by Abbie Lundberg

Services and Outsourcing: Who Does What?

May 15, 20042 mins

The most difficult part of a new service or outsourcing arrangement may lie in figuring out exactly who does what. If both parties understand where their respective responsibilities begin and end, things will work a whole lot better. This is one of the clear take-aways from Meridith Levinson’s “Life After Outsourcing,” a retrospective look at Nextel’s massive outsourcing arrangement (billions of dollars over multiple years), from the points of view of four players in the drama. The story, which begins on Page 36, describes how to prepare your staff for an outsourcing initiative, what it’s like to go from managing people’s work directly to managing a contract or vendor, and how outsourcing can affect the CIO’s role and status within the enterprise.

One of the common pitfalls of large-scale systems work is that in turning over a project to an outsider (whether as part of a long-term outsourcing deal or a one-time systems development project) people sometimes relinquish oversight and direction as well. By managing ownership issues actively on an ongoing basis, the folks at Nextel avoided this trap.

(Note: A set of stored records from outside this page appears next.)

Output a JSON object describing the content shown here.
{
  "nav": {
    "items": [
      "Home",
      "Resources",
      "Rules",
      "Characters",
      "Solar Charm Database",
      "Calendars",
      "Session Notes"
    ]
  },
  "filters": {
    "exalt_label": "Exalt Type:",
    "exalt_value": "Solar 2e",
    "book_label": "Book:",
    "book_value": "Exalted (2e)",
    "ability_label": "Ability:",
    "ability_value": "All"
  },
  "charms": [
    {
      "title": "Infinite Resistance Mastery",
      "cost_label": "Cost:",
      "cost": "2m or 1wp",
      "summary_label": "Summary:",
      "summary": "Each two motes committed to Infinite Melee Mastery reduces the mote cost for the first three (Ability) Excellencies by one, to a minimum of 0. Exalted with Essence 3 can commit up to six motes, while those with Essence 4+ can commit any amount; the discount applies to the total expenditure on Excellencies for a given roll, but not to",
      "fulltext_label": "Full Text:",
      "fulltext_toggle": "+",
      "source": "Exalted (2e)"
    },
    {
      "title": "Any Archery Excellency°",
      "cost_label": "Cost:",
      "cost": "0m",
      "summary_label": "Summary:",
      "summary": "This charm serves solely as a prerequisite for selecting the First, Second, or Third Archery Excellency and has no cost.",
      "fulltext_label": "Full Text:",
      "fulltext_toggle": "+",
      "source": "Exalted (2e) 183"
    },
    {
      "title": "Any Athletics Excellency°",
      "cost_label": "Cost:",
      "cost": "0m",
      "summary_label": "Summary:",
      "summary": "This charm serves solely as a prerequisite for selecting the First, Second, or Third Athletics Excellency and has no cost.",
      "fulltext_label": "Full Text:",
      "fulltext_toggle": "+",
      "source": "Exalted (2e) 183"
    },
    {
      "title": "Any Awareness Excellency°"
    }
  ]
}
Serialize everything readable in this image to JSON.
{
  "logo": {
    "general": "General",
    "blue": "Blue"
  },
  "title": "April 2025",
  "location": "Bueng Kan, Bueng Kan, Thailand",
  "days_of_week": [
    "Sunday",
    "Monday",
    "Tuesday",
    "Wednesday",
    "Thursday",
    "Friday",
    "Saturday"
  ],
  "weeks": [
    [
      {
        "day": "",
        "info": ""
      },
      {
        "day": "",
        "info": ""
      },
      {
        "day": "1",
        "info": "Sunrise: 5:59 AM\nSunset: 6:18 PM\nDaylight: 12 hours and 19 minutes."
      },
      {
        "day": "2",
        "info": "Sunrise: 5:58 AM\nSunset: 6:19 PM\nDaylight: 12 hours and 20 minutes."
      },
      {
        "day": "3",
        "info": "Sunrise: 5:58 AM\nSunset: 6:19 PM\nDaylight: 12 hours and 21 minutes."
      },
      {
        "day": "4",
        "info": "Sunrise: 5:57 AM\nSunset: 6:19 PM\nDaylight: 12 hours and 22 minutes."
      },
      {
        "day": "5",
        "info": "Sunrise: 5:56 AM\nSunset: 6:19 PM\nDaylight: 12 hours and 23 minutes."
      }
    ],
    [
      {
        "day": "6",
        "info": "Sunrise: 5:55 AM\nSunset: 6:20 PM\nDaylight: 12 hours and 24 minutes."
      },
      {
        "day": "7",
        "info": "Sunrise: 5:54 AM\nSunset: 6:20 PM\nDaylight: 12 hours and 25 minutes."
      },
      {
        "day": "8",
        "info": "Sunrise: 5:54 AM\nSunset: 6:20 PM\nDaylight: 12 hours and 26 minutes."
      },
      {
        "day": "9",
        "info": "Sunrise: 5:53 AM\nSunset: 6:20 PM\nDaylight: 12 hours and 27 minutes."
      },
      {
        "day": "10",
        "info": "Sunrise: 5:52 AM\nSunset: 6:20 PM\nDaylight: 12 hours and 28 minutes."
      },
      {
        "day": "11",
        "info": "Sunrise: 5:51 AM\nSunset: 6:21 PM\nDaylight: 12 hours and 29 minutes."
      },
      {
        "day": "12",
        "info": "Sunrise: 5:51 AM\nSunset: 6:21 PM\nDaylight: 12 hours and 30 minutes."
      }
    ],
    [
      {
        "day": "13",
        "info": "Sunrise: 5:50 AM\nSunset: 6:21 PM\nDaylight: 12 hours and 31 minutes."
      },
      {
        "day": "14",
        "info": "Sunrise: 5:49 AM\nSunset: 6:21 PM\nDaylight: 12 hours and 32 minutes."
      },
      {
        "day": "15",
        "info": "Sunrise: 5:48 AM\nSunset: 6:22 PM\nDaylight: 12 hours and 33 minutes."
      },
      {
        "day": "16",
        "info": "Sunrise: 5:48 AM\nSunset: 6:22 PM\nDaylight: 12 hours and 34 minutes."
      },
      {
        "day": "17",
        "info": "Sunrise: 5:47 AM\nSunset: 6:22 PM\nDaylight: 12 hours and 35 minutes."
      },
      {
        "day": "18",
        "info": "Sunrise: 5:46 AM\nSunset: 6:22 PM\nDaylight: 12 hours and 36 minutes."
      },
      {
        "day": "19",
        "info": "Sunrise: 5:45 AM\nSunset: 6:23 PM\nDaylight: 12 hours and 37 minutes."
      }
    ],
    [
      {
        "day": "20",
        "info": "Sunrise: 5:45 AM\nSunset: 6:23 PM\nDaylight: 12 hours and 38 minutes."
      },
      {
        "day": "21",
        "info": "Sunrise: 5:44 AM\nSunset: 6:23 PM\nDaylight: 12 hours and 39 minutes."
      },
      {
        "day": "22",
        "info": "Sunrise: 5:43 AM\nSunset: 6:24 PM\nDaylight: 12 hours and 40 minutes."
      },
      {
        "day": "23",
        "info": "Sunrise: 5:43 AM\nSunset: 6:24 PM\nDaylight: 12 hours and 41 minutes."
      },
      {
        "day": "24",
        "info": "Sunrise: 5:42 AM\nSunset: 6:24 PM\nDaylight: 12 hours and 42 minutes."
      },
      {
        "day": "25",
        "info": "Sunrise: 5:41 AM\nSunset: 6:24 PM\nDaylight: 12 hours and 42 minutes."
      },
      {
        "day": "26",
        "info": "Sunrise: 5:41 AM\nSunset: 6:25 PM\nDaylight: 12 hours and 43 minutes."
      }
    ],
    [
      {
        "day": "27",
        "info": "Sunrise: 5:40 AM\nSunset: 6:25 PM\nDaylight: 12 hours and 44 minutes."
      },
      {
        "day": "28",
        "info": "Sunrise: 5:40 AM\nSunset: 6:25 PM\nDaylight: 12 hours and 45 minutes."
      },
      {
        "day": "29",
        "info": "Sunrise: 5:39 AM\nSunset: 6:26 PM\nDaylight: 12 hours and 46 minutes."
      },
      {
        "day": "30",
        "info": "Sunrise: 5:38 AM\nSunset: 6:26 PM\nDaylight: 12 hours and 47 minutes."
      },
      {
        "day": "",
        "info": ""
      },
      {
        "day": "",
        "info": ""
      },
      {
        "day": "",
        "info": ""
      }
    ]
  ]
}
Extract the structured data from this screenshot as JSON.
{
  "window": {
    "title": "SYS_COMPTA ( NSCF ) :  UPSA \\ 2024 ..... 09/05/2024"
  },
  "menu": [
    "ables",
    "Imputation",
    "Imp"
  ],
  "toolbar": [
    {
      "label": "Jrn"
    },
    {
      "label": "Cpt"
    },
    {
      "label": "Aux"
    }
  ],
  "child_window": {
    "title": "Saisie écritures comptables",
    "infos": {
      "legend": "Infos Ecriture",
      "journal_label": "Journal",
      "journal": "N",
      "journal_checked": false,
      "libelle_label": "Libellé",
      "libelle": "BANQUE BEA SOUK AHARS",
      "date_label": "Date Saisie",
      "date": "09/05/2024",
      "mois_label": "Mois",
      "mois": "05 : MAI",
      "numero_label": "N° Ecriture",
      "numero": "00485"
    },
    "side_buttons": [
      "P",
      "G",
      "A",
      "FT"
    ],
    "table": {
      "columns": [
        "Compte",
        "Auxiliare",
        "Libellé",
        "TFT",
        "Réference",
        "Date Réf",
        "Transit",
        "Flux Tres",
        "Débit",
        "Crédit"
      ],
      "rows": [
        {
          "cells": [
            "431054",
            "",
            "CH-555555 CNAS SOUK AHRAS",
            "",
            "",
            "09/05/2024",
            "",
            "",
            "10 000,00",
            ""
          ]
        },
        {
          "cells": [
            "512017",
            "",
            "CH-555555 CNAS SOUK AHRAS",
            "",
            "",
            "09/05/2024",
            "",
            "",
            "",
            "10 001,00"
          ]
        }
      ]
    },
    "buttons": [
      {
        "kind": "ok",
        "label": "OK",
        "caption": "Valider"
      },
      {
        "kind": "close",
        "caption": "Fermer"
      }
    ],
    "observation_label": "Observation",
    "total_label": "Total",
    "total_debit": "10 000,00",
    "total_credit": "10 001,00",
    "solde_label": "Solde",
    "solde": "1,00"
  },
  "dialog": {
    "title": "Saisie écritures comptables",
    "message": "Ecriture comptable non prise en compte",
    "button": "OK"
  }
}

Unfortunately, examples of outsourced projects gone awry are not hard to find. We profiled an extreme example in our April 1 cover story on the IRS’s $8 billion modernization project, “No EZ Fix,” (see by Elana Varon. Both the IRS and the contractor (CSC) underestimated what they were getting into; the complexity of the project may be unprecedented. But what really went wrong was that the IRS abdicated its responsibility to manage the project. According to former IRS Commissioner Charles Rossotti, it was a mistake to think that any vendor could handle such a huge undertaking without heavy input from the sponsoring organization. “We really thought we were going to have a very, very thin IRS team managing this,” says Rossotti.

Given the current momentum toward outsourcing?and its many real benefits if done right?this is a lesson that all organizations must take to heart. It’s your business and your customers at stake. Leadership, direction, accountability?these are just not things you can pay someone else to do.